OK, so this one is evil.
The BIOS provides a function "get floppy drive type" (INT 13, AH=8). This function is called by the MS-DOS initialization code to determine what kind of floppy drives are installed. This function retrieves the floppy drive settings from the CMOS RAM (on EISA systems: The primary CMOS RAM, not the EISA extended configuration storage). At least on certain Award BIOSes, this function is "gated" by the "CMOS power lost" bit, and returns invalid values (0 Tracks, 0 sectors/track, 0 heads) if the CMOS battery is flat. Dallas chips with integrated battery provide the status of the internal battery in their "valid RAM and time (VRT)" bit (bit 7 of control register D), no matter whether they currently get proper supply from the mainboard +5V. If this bit is found indicating "internal battery flat" by the POST, it sets the "CMOS power lost" bit (bit 7 of CMOS RAM, index 0E). The BIOS also prints the message "CMOS battery failed" error message, but doesn't wait for any key and clears the screen directly afterwards, so you don't get to see it.
If I enter a second hard drive (D:) in the BIOS setup without connecting a secondary drive to the IDE port, I get to see both "Hard disk(s) fail (20)" and "CMOS battery failed". This proves my point that the message is indeed printed, and you can see it if the BIOS waits for F1 due to a different error.
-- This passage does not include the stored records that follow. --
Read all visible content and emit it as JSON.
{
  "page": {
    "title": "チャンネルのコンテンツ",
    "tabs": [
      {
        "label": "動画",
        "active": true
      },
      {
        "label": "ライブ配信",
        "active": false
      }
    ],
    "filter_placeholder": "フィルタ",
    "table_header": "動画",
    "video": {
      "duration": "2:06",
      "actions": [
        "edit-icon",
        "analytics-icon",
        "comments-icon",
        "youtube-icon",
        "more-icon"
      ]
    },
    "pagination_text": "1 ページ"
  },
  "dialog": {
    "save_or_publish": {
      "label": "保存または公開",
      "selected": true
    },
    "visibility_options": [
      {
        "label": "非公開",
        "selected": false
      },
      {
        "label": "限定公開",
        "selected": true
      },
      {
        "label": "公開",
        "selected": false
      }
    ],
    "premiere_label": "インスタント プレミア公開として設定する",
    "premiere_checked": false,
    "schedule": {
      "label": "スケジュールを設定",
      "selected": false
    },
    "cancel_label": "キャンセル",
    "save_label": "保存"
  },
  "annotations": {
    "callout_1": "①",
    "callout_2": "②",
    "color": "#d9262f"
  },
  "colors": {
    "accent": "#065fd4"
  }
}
I think it is quite unfortunate, that the BIOS mostly works with a flat CMOS battery, but stubbornly refuses to report valid drive types to DOS (or any other caller of INT13), and doesn't indicate this condition in any user-visible way.